▶ _How to complete this task_: What you should end up with is an exact copy of the lines from the one holding "Convert this screenshot" through the last line of the entries below, both included, and nothing else; leave every picture out.

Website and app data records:
........
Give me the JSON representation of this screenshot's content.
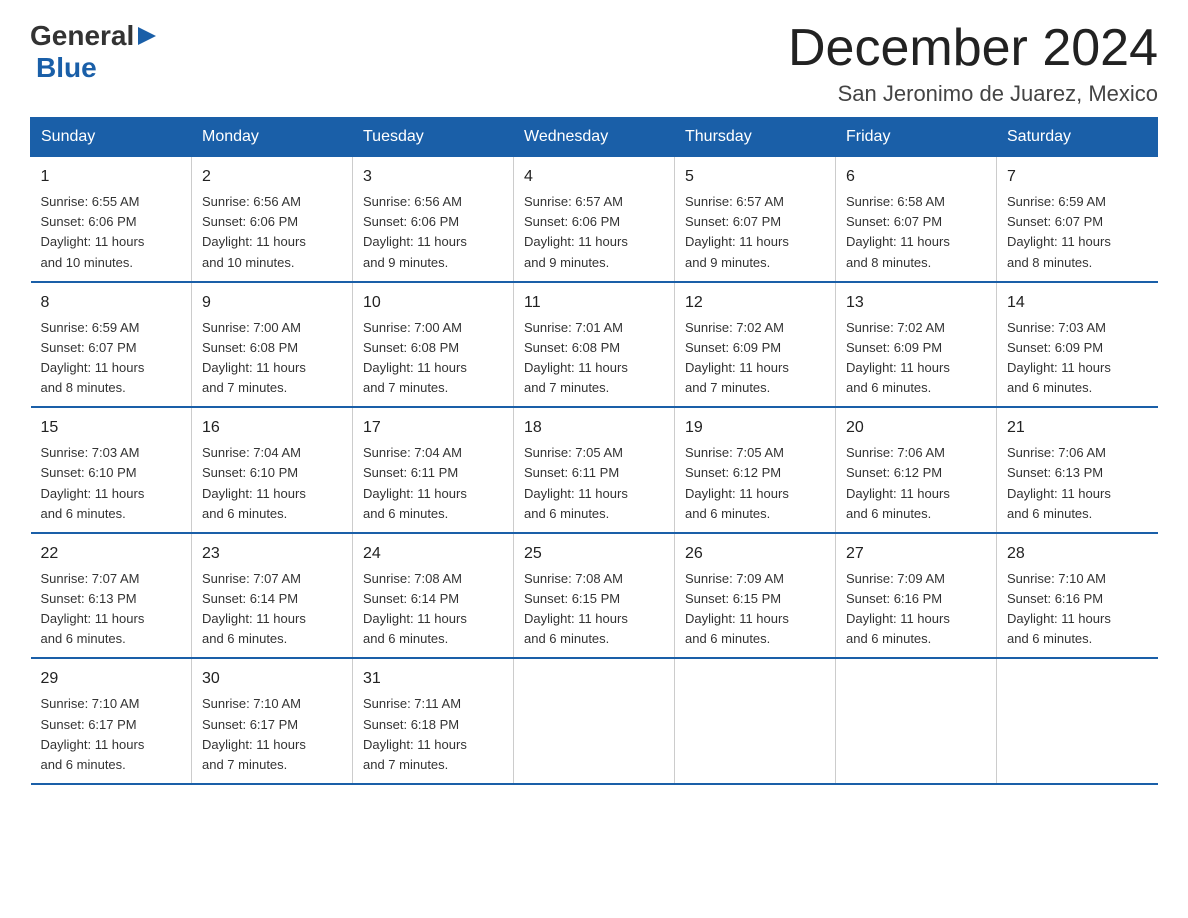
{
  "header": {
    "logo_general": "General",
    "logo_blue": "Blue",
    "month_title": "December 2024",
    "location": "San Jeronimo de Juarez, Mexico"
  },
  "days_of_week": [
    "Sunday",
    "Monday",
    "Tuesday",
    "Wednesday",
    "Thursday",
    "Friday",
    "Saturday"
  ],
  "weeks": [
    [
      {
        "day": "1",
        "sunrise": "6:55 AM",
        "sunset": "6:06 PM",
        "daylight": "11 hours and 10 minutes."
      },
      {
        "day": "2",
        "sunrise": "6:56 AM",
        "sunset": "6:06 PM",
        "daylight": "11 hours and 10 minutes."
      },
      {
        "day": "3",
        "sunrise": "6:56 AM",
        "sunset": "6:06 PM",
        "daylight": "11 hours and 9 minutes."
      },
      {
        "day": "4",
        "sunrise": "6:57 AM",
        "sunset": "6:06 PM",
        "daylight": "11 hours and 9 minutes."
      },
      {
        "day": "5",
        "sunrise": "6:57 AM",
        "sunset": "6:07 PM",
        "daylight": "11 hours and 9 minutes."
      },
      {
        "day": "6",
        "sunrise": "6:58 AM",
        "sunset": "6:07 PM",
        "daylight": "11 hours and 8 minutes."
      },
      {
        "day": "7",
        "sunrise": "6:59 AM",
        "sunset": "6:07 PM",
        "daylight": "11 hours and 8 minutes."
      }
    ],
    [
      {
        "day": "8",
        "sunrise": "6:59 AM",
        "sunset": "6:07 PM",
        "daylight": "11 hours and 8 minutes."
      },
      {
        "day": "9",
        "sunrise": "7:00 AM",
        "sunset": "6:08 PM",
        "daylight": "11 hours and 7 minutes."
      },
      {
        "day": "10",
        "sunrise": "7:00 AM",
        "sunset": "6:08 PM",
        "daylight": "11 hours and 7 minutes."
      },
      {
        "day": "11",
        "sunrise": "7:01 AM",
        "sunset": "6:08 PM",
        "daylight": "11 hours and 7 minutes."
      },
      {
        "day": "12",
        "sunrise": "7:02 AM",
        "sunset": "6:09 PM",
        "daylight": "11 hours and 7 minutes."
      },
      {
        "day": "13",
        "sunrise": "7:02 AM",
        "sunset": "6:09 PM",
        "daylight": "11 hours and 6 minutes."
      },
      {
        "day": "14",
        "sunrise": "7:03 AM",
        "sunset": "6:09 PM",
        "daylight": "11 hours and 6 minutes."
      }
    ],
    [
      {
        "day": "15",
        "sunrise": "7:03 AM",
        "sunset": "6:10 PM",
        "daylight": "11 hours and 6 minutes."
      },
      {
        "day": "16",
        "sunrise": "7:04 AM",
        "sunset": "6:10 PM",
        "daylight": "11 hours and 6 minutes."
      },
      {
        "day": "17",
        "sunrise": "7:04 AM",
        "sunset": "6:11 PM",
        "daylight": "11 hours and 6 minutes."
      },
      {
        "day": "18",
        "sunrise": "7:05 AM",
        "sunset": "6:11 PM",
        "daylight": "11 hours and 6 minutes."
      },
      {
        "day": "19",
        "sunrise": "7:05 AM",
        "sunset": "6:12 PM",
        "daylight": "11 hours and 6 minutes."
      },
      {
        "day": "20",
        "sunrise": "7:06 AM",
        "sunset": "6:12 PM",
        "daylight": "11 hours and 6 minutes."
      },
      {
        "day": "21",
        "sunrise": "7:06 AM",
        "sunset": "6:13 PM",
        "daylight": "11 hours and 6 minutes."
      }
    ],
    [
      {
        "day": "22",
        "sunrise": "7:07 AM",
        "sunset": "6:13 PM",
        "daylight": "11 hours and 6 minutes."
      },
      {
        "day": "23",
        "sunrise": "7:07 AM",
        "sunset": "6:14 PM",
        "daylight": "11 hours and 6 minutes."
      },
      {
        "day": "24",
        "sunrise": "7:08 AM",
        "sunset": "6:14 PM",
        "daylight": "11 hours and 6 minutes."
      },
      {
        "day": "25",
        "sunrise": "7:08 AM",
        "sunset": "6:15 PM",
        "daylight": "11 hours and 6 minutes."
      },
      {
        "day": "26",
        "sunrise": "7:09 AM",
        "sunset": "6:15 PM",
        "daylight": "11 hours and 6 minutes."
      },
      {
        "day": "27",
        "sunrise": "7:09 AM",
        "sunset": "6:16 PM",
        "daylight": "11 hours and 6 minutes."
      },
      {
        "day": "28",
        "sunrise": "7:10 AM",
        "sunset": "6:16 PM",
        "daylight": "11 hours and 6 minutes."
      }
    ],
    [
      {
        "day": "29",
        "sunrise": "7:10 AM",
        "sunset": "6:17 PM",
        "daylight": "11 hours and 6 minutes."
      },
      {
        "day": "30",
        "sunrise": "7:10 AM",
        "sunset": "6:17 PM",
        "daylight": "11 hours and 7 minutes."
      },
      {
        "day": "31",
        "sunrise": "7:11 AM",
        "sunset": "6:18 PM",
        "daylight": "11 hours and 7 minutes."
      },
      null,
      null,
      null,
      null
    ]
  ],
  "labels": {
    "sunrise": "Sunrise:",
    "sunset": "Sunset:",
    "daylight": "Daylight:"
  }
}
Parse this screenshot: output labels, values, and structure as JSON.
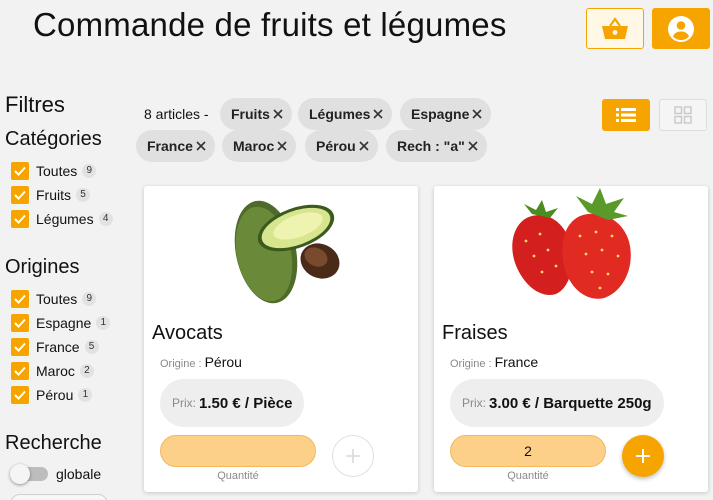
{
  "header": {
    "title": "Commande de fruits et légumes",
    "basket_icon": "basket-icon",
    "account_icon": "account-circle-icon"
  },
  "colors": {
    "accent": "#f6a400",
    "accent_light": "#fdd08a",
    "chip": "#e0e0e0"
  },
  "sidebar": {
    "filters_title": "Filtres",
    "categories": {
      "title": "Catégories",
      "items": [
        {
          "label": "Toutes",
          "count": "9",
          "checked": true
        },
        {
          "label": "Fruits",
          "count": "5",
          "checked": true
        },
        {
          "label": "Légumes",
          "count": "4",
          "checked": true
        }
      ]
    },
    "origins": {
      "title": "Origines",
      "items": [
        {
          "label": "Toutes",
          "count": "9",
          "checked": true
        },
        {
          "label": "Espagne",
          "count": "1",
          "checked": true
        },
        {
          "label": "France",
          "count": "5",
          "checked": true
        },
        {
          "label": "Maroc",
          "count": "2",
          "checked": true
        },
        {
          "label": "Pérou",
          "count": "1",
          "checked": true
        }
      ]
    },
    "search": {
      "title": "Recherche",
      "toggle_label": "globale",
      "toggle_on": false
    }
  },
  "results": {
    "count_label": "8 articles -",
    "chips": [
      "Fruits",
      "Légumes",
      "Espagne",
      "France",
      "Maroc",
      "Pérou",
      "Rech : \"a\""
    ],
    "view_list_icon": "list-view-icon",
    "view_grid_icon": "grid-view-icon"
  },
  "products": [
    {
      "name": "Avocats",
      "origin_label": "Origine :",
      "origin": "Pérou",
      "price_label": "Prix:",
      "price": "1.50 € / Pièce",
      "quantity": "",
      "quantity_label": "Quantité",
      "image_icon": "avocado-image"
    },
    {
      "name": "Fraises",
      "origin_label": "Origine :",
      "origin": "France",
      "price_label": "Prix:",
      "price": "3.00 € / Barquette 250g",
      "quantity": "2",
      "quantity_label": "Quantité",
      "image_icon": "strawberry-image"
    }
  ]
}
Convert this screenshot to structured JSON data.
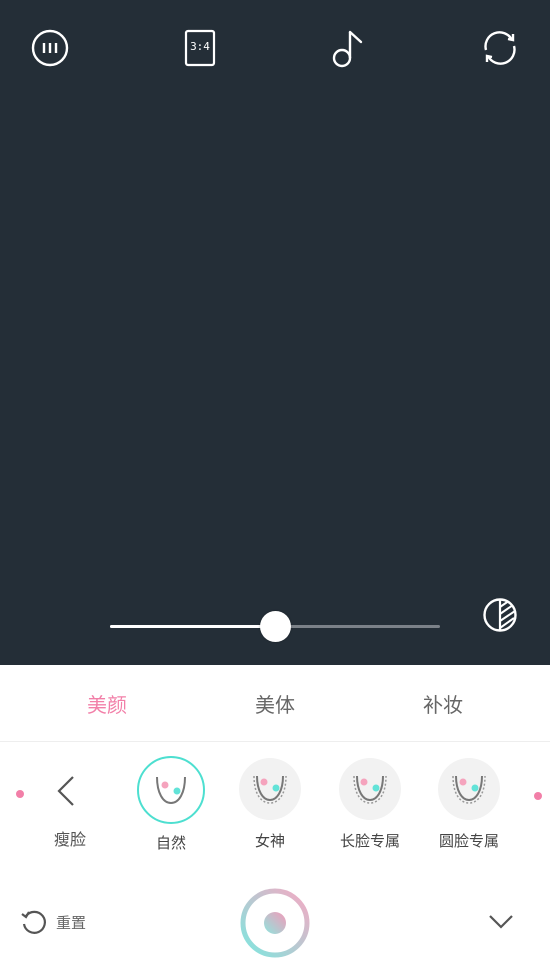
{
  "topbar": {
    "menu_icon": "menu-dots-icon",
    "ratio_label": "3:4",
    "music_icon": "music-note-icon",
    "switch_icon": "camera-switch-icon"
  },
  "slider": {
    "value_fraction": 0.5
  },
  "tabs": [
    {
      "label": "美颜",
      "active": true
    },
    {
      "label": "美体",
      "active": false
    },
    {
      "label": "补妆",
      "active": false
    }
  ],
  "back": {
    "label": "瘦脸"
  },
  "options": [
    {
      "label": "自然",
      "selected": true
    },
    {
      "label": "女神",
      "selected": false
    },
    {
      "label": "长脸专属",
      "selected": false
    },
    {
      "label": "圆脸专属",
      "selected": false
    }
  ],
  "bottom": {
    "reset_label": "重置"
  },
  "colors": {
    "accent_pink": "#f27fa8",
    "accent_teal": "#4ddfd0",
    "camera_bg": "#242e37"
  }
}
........
▶ _Exercise output_:
Convert this screenshot to structured JSON data.
{
  "topbar": {
    "menu_icon": "menu-dots-icon",
    "ratio_label": "3:4",
    "music_icon": "music-note-icon",
    "switch_icon": "camera-switch-icon"
  },
  "slider": {
    "value_fraction": 0.5
  },
  "tabs": [
    {
      "label": "美颜",
      "active": true
    },
    {
      "label": "美体",
      "active": false
    },
    {
      "label": "补妆",
      "active": false
    }
  ],
  "back": {
    "label": "瘦脸"
  },
  "options": [
    {
      "label": "自然",
      "selected": true
    },
    {
      "label": "女神",
      "selected": false
    },
    {
      "label": "长脸专属",
      "selected": false
    },
    {
      "label": "圆脸专属",
      "selected": false
    }
  ],
  "bottom": {
    "reset_label": "重置"
  },
  "colors": {
    "accent_pink": "#f27fa8",
    "accent_teal": "#4ddfd0",
    "camera_bg": "#242e37"
  }
}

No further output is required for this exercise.